◆ **REQUIREMENT**: Check each line of the entries. Copy the ones that contain the string "memcached".

◆ **RECORDS FOR THIS TASK**:

= = =

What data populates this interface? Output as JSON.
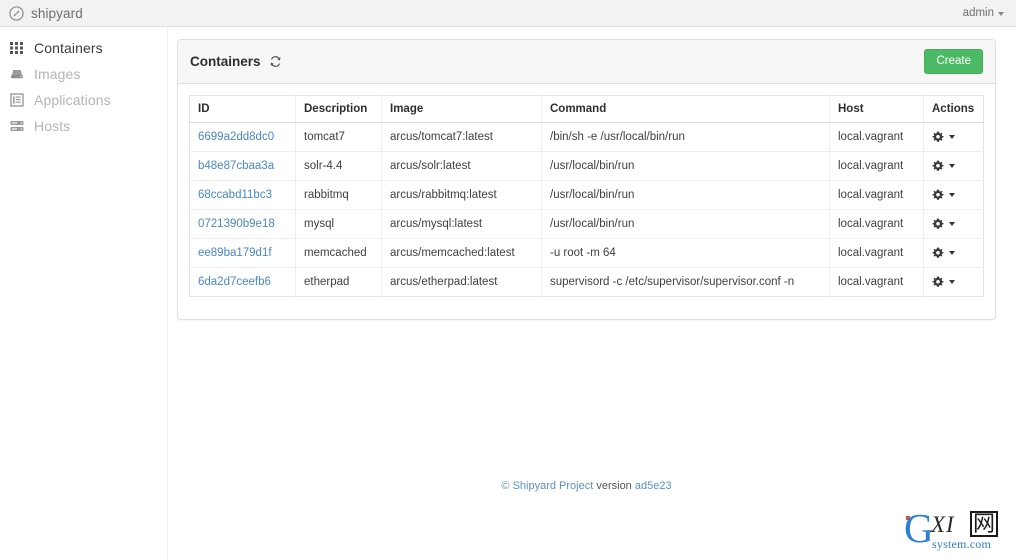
{
  "navbar": {
    "brand": "shipyard",
    "brand_icon": "compass-circle-icon",
    "user": "admin",
    "user_caret_icon": "chevron-down-icon"
  },
  "sidebar": {
    "items": [
      {
        "label": "Containers",
        "icon": "grid-icon",
        "active": true
      },
      {
        "label": "Images",
        "icon": "hard-drive-icon",
        "active": false
      },
      {
        "label": "Applications",
        "icon": "app-window-icon",
        "active": false
      },
      {
        "label": "Hosts",
        "icon": "server-rack-icon",
        "active": false
      }
    ]
  },
  "panel": {
    "title": "Containers",
    "refresh_icon": "refresh-icon",
    "create_label": "Create"
  },
  "table": {
    "columns": [
      "ID",
      "Description",
      "Image",
      "Command",
      "Host",
      "Actions"
    ],
    "action_icons": [
      "gear-icon",
      "chevron-down-icon"
    ],
    "rows": [
      {
        "id": "6699a2dd8dc0",
        "description": "tomcat7",
        "image": "arcus/tomcat7:latest",
        "command": "/bin/sh -e /usr/local/bin/run",
        "host": "local.vagrant"
      },
      {
        "id": "b48e87cbaa3a",
        "description": "solr-4.4",
        "image": "arcus/solr:latest",
        "command": "/usr/local/bin/run",
        "host": "local.vagrant"
      },
      {
        "id": "68ccabd11bc3",
        "description": "rabbitmq",
        "image": "arcus/rabbitmq:latest",
        "command": "/usr/local/bin/run",
        "host": "local.vagrant"
      },
      {
        "id": "0721390b9e18",
        "description": "mysql",
        "image": "arcus/mysql:latest",
        "command": "/usr/local/bin/run",
        "host": "local.vagrant"
      },
      {
        "id": "ee89ba179d1f",
        "description": "memcached",
        "image": "arcus/memcached:latest",
        "command": "-u root -m 64",
        "host": "local.vagrant"
      },
      {
        "id": "6da2d7ceefb6",
        "description": "etherpad",
        "image": "arcus/etherpad:latest",
        "command": "supervisord -c /etc/supervisor/supervisor.conf -n",
        "host": "local.vagrant"
      }
    ]
  },
  "footer": {
    "copyright_symbol": "©",
    "project_link": "Shipyard Project",
    "version_label": "version",
    "version_value": "ad5e23"
  },
  "watermark": {
    "g": "G",
    "xi": "XI",
    "net": "网",
    "system": "system.com"
  },
  "colors": {
    "accent_green": "#4cb964",
    "link_blue": "#4a87c4",
    "navbar_bg": "#f2f2f2",
    "panel_head_bg": "#f7f7f7"
  }
}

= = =

◆ **FINISHED TASK**:
        "description": "memcached",
        "image": "arcus/memcached:latest",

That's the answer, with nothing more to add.